        I had you at a disadvantage. I was ten years old in 1976 and living in Britain. Their peace campaign was big news back then and I remembered the announcement of them winning the prize.

  11. Hempenstein
    Posted October 7, 2020 at 8:34 am | Permalink

    Crimony, first question to Charpentier, from N China Times (~30:00) wants to know if she’s religious! (She isn’t!)

  12. Hempenstein
    Posted October 7, 2020 at 8:35 am | Permalink

    And now the YT is suddenly unavailable. Does not seem to be a temporary glitch.

  13. kraeuterbutter
    Posted October 7, 2020 at 11:55 am | Permalink

    I have one small correction.

    Emmanuelle Charpentier is no longer director at the Max Planck Institute for Infection Biology, but she heads the Max Planck Unit for the Science of Pathogens. The Unit is administratively independent of the Max Planck Institute for Infection Biology.

    Click to access pm2017-04.pdf

  14. bonetired
    Posted October 7, 2020 at 12:40 pm | Permalink

    I must admit that I wondered yesterday how any of the Physics prize winners work actually helped humanity. If they won it for Black Holes then surely someone like Francisco Mojica should have won it as well for his groundbreaking work on Crispr.

    • Torbjörn Larsson
      Posted October 7, 2020 at 9:22 pm | Permalink

      It has helped other science, which may help humanity in the end. Just the other week the image (and now movies) of the M87* black hole shadow has improved testing general relativity by a factor 500. We use both special and general relativity corrections in GPS, so there is some use of the general theory (and in fact special relativity is often used in applications).

      But for direct applications or improvements of existing, maybe never. Maybe much later. Or maybe next year.

  15. Torbjörn Larsson
    Posted October 7, 2020 at 9:17 pm | Permalink

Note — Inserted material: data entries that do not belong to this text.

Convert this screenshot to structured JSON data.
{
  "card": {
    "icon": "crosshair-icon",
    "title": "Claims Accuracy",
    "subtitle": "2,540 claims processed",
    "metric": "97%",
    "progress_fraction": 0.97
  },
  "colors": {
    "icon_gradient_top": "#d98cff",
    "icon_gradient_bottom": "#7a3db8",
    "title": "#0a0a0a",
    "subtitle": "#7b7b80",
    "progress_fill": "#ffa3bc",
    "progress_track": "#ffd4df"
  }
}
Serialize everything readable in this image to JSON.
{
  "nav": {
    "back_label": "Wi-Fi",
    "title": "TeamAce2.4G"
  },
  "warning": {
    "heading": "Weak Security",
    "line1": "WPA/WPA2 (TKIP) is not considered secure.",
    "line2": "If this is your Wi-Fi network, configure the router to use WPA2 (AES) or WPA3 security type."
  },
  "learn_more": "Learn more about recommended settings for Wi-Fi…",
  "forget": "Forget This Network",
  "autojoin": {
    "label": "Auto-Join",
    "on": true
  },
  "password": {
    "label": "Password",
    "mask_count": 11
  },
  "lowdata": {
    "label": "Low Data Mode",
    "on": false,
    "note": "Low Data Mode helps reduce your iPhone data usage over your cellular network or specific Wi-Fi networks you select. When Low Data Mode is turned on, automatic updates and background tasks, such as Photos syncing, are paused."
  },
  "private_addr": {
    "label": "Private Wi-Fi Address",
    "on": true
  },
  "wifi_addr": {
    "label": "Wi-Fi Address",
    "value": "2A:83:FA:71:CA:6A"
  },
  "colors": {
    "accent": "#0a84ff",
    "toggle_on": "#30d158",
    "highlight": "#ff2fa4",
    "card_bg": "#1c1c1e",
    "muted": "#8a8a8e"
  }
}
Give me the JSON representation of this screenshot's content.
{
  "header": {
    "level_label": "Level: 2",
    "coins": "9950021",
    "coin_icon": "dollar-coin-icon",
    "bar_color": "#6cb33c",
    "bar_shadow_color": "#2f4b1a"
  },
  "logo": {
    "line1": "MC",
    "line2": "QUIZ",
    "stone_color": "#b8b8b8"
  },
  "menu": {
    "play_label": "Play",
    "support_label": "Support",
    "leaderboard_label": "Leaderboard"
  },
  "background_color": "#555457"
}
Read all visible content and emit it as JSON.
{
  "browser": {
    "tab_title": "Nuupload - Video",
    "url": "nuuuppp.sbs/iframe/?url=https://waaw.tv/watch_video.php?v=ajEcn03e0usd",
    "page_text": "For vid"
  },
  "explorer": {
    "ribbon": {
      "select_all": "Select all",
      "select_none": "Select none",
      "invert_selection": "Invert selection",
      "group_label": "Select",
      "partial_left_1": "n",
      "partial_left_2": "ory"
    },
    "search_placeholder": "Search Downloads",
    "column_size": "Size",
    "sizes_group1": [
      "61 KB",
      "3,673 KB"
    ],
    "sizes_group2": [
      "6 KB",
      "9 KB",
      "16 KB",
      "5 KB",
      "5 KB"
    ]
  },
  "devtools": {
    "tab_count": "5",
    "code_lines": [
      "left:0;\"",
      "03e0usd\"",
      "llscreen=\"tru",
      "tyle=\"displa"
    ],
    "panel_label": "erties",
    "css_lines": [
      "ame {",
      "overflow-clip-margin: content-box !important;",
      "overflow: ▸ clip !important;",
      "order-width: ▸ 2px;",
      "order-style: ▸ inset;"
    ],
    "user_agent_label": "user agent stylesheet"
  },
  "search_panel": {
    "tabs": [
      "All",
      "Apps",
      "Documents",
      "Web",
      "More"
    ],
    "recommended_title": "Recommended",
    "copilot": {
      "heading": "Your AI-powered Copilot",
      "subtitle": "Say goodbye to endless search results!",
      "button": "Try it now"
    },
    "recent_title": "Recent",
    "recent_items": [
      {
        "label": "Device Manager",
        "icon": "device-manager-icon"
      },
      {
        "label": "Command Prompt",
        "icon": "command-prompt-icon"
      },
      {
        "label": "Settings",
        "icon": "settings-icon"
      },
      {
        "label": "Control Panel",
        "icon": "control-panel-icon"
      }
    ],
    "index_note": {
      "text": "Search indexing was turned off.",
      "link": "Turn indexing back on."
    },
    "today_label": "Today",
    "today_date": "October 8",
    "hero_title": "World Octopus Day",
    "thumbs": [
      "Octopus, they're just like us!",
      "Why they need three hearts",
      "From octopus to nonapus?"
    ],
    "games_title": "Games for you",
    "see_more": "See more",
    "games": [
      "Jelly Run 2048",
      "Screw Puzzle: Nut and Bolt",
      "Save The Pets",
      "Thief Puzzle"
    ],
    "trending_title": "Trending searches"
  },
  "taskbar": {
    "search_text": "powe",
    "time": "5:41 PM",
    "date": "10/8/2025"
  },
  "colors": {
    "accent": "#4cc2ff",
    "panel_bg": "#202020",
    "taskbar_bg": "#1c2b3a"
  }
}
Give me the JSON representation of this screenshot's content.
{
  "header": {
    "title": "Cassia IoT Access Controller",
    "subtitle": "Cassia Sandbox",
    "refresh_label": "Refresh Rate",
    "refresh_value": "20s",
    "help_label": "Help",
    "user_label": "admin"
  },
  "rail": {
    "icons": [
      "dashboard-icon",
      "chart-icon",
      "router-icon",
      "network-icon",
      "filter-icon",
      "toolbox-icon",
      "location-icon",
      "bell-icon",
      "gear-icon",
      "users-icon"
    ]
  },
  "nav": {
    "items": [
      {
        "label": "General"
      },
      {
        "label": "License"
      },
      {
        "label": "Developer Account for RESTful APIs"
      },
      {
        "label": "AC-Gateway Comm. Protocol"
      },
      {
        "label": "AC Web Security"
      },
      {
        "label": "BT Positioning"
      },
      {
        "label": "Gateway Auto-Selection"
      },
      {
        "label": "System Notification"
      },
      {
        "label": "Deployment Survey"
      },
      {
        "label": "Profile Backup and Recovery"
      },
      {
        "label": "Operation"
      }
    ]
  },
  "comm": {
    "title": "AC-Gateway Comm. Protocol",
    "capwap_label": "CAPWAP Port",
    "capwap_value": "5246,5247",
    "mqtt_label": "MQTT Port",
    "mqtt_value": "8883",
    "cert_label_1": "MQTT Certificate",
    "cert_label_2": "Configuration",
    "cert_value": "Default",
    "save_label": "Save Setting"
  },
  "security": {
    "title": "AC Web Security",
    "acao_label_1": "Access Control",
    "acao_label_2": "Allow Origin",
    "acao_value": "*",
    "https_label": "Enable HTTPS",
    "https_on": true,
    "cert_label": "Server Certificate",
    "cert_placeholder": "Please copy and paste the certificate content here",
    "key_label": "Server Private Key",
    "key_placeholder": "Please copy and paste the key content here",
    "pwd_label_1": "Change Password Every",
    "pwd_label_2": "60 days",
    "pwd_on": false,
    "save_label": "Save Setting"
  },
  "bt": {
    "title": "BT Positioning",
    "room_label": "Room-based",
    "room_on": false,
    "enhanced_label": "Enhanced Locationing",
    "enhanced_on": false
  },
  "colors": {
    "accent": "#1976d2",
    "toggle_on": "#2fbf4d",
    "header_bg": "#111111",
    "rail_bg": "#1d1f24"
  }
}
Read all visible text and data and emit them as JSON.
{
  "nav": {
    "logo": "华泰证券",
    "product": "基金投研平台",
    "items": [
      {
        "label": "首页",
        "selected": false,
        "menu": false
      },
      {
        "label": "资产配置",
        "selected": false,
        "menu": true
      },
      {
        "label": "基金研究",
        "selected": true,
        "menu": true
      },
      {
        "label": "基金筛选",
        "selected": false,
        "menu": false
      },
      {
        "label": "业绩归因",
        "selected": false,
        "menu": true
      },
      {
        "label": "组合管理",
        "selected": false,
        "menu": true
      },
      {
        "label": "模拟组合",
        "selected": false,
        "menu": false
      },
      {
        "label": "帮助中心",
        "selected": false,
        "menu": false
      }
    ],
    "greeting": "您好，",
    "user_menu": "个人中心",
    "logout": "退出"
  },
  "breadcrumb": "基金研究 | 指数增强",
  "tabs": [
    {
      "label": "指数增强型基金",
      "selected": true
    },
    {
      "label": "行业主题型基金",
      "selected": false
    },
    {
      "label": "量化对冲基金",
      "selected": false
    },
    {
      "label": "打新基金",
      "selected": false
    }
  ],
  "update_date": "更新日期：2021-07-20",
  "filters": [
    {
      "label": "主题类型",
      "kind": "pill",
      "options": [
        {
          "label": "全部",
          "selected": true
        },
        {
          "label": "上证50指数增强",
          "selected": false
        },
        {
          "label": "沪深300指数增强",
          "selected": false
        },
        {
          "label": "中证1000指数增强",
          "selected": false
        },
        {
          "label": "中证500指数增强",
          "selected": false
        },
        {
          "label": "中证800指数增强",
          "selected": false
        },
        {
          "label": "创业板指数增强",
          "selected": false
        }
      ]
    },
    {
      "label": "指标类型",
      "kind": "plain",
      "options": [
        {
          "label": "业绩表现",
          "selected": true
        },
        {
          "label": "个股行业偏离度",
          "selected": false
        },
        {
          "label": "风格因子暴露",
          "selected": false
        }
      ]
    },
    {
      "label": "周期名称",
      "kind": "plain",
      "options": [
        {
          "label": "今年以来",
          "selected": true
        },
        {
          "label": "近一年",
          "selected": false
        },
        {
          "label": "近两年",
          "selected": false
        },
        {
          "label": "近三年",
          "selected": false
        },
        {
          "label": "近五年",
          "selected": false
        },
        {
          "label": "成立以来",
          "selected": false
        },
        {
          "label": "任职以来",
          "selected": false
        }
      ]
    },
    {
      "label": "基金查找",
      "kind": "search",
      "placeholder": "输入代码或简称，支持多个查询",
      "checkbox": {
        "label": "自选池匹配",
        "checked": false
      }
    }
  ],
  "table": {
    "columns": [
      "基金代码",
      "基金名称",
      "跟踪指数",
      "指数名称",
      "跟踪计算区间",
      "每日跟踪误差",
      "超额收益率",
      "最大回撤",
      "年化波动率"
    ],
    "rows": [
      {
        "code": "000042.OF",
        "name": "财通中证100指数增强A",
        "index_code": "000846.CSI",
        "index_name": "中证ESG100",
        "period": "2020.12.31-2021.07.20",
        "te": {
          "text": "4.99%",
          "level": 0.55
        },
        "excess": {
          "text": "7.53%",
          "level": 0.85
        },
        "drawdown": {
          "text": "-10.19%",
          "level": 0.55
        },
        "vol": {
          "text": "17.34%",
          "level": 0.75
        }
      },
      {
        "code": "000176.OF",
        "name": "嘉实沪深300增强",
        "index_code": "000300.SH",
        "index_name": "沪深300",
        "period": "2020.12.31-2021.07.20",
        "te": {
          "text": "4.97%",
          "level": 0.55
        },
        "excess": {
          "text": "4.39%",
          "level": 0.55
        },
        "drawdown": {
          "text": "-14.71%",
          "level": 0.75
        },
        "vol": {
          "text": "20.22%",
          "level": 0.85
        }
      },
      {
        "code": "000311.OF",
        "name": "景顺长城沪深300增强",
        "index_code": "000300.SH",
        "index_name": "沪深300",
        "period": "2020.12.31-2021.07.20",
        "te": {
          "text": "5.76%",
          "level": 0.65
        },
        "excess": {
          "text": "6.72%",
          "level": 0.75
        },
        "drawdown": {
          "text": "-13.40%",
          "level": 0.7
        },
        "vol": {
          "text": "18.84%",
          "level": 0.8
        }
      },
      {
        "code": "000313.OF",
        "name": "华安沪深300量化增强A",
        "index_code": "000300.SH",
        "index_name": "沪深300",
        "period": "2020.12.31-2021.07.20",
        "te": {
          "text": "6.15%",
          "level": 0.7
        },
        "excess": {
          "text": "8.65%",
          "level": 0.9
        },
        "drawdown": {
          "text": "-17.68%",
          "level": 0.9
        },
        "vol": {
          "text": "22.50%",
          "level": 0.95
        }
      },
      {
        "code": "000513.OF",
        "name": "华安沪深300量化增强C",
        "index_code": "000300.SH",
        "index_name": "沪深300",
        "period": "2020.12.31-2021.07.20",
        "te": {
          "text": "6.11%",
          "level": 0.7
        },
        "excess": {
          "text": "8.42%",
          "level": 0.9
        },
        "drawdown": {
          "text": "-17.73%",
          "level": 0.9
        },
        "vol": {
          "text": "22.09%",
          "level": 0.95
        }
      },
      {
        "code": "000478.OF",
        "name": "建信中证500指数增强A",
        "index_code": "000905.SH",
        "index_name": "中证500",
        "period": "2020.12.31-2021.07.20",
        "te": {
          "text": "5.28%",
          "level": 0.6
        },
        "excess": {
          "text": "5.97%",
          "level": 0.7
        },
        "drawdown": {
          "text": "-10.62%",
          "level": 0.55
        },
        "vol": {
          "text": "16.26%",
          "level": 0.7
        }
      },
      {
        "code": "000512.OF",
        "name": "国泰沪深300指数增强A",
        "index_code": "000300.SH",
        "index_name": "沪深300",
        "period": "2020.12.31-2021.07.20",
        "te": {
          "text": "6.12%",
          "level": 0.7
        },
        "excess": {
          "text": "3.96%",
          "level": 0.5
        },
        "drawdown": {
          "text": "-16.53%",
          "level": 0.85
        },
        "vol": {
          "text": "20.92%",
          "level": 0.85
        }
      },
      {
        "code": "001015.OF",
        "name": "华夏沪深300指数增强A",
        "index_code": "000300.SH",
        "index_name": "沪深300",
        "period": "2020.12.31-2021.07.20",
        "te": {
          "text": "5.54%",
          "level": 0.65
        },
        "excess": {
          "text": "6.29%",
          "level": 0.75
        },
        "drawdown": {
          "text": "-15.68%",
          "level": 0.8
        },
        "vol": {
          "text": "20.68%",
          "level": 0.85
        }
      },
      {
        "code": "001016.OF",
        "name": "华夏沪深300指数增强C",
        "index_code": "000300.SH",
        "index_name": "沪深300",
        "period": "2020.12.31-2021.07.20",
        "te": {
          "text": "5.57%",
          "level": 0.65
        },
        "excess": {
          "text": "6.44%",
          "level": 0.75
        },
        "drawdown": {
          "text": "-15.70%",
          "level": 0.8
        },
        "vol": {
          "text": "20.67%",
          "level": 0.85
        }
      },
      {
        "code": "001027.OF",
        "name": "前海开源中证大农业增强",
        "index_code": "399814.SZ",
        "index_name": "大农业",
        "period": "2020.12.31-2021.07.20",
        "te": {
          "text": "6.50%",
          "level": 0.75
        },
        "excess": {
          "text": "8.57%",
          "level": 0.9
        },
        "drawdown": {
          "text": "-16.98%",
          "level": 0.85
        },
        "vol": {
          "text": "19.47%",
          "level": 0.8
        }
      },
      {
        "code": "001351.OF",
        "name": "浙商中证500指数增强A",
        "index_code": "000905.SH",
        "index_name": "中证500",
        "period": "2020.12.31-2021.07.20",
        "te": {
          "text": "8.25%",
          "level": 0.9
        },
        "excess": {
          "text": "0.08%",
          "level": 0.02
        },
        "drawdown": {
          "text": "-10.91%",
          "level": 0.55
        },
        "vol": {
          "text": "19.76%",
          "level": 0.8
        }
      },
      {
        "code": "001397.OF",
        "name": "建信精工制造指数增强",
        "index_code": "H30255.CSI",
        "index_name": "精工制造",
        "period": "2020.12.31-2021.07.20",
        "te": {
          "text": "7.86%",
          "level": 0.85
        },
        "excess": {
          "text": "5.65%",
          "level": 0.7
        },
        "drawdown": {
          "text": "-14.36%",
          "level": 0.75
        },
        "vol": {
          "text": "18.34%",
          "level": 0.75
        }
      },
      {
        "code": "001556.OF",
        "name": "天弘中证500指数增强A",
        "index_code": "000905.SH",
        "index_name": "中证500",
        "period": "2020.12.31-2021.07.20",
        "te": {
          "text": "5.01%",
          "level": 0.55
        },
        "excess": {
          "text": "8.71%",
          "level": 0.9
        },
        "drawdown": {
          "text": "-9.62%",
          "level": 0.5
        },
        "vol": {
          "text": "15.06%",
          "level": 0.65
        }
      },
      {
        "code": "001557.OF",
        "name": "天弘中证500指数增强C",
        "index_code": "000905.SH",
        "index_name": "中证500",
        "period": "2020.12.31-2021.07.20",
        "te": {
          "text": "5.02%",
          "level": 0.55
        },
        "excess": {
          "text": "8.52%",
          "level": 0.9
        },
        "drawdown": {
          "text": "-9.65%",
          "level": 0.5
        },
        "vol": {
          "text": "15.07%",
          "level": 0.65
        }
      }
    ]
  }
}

    As Charpentier developed her contributions at Umeå University here in Sweden, I’m of course pleased.

    If the Nobel Prize award had been in the category of medicine which is more focused on applications perhaps Zhang could have been awarded too. As the patent war stands right now, this seems like a fair divide.

  16. Torbjörn Larsson
    Posted October 7, 2020 at 9:26 pm | Permalink

    the ethics of scientists enriching themselves on the taxpayer’s dime

    If it gets our medicines faster … It’s capitalism, Jake! Or at least social democratic practicality, which I’m used to.

Post a Comment

Required fields are marked *

%d bloggers like this: